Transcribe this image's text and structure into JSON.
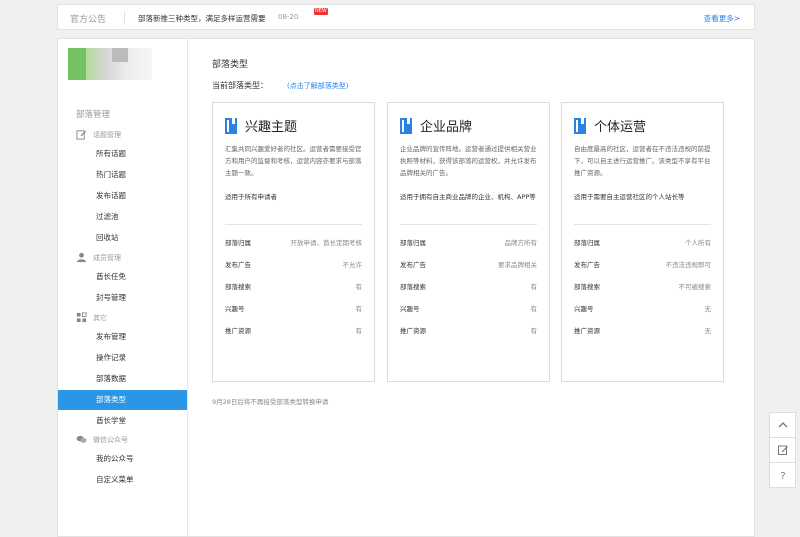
{
  "announcement": {
    "title": "官方公告",
    "text": "部落新推三种类型，满足多样运营需要",
    "date": "08-20",
    "badge": "NEW",
    "more": "查看更多>"
  },
  "sidebar": {
    "heading": "部落管理",
    "groups": [
      {
        "label": "话题管理",
        "icon": "edit-icon"
      },
      {
        "label": "成员管理",
        "icon": "user-icon"
      },
      {
        "label": "其它",
        "icon": "grid-icon"
      },
      {
        "label": "微信公众号",
        "icon": "wechat-icon"
      }
    ],
    "items": [
      {
        "label": "所有话题"
      },
      {
        "label": "热门话题"
      },
      {
        "label": "发布话题"
      },
      {
        "label": "过滤池"
      },
      {
        "label": "回收站"
      },
      {
        "label": "酋长任免"
      },
      {
        "label": "封号管理"
      },
      {
        "label": "发布管理"
      },
      {
        "label": "操作记录"
      },
      {
        "label": "部落数据"
      },
      {
        "label": "部落类型",
        "active": true
      },
      {
        "label": "酋长学堂"
      },
      {
        "label": "我的公众号"
      },
      {
        "label": "自定义菜单"
      }
    ]
  },
  "main": {
    "title": "部落类型",
    "current_label": "当前部落类型：",
    "learn_link": "(点击了解部落类型)",
    "footnote": "9月28日后将不再接受部落类型转换申请",
    "cards": [
      {
        "title": "兴趣主题",
        "desc": "汇集共同兴趣爱好者的社区。运营者需要接受官方和用户的监督和考核，运营内容亦要求与部落主题一致。",
        "applies": "适用于所有申请者",
        "rows": [
          {
            "key": "部落归属",
            "value": "开放申请，酋长定期考核"
          },
          {
            "key": "发布广告",
            "value": "不允许"
          },
          {
            "key": "部落搜索",
            "value": "有"
          },
          {
            "key": "兴趣号",
            "value": "有"
          },
          {
            "key": "推广资源",
            "value": "有"
          }
        ]
      },
      {
        "title": "企业品牌",
        "desc": "企业品牌的宣传阵地。运营者通过提供相关营业执照等材料，获得该部落的运营权，并允许发布品牌相关的广告。",
        "applies": "适用于拥有自主商业品牌的企业、机构、APP等",
        "rows": [
          {
            "key": "部落归属",
            "value": "品牌方所有"
          },
          {
            "key": "发布广告",
            "value": "要求品牌相关"
          },
          {
            "key": "部落搜索",
            "value": "有"
          },
          {
            "key": "兴趣号",
            "value": "有"
          },
          {
            "key": "推广资源",
            "value": "有"
          }
        ]
      },
      {
        "title": "个体运营",
        "desc": "自由度最高的社区，运营者在不违法违规的前提下，可以自主进行运营推广。该类型不享有平台推广资源。",
        "applies": "适用于需要自主运营社区的个人站长等",
        "rows": [
          {
            "key": "部落归属",
            "value": "个人所有"
          },
          {
            "key": "发布广告",
            "value": "不违法违规即可"
          },
          {
            "key": "部落搜索",
            "value": "不可被搜索"
          },
          {
            "key": "兴趣号",
            "value": "无"
          },
          {
            "key": "推广资源",
            "value": "无"
          }
        ]
      }
    ]
  },
  "float_buttons": [
    {
      "icon": "chevron-up-icon",
      "label": "^"
    },
    {
      "icon": "feedback-icon",
      "label": "✎"
    },
    {
      "icon": "help-icon",
      "label": "?"
    }
  ],
  "colors": {
    "accent": "#2a96e6",
    "link": "#2a82e4",
    "new_badge": "#ee3333"
  }
}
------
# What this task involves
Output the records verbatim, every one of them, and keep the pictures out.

# Exercise solution
Transcribe this image's text and structure into JSON.
{
  "announcement": {
    "title": "官方公告",
    "text": "部落新推三种类型，满足多样运营需要",
    "date": "08-20",
    "badge": "NEW",
    "more": "查看更多>"
  },
  "sidebar": {
    "heading": "部落管理",
    "groups": [
      {
        "label": "话题管理",
        "icon": "edit-icon"
      },
      {
        "label": "成员管理",
        "icon": "user-icon"
      },
      {
        "label": "其它",
        "icon": "grid-icon"
      },
      {
        "label": "微信公众号",
        "icon": "wechat-icon"
      }
    ],
    "items": [
      {
        "label": "所有话题"
      },
      {
        "label": "热门话题"
      },
      {
        "label": "发布话题"
      },
      {
        "label": "过滤池"
      },
      {
        "label": "回收站"
      },
      {
        "label": "酋长任免"
      },
      {
        "label": "封号管理"
      },
      {
        "label": "发布管理"
      },
      {
        "label": "操作记录"
      },
      {
        "label": "部落数据"
      },
      {
        "label": "部落类型",
        "active": true
      },
      {
        "label": "酋长学堂"
      },
      {
        "label": "我的公众号"
      },
      {
        "label": "自定义菜单"
      }
    ]
  },
  "main": {
    "title": "部落类型",
    "current_label": "当前部落类型：",
    "learn_link": "(点击了解部落类型)",
    "footnote": "9月28日后将不再接受部落类型转换申请",
    "cards": [
      {
        "title": "兴趣主题",
        "desc": "汇集共同兴趣爱好者的社区。运营者需要接受官方和用户的监督和考核，运营内容亦要求与部落主题一致。",
        "applies": "适用于所有申请者",
        "rows": [
          {
            "key": "部落归属",
            "value": "开放申请，酋长定期考核"
          },
          {
            "key": "发布广告",
            "value": "不允许"
          },
          {
            "key": "部落搜索",
            "value": "有"
          },
          {
            "key": "兴趣号",
            "value": "有"
          },
          {
            "key": "推广资源",
            "value": "有"
          }
        ]
      },
      {
        "title": "企业品牌",
        "desc": "企业品牌的宣传阵地。运营者通过提供相关营业执照等材料，获得该部落的运营权，并允许发布品牌相关的广告。",
        "applies": "适用于拥有自主商业品牌的企业、机构、APP等",
        "rows": [
          {
            "key": "部落归属",
            "value": "品牌方所有"
          },
          {
            "key": "发布广告",
            "value": "要求品牌相关"
          },
          {
            "key": "部落搜索",
            "value": "有"
          },
          {
            "key": "兴趣号",
            "value": "有"
          },
          {
            "key": "推广资源",
            "value": "有"
          }
        ]
      },
      {
        "title": "个体运营",
        "desc": "自由度最高的社区，运营者在不违法违规的前提下，可以自主进行运营推广。该类型不享有平台推广资源。",
        "applies": "适用于需要自主运营社区的个人站长等",
        "rows": [
          {
            "key": "部落归属",
            "value": "个人所有"
          },
          {
            "key": "发布广告",
            "value": "不违法违规即可"
          },
          {
            "key": "部落搜索",
            "value": "不可被搜索"
          },
          {
            "key": "兴趣号",
            "value": "无"
          },
          {
            "key": "推广资源",
            "value": "无"
          }
        ]
      }
    ]
  },
  "float_buttons": [
    {
      "icon": "chevron-up-icon",
      "label": "^"
    },
    {
      "icon": "feedback-icon",
      "label": "✎"
    },
    {
      "icon": "help-icon",
      "label": "?"
    }
  ],
  "colors": {
    "accent": "#2a96e6",
    "link": "#2a82e4",
    "new_badge": "#ee3333"
  }
}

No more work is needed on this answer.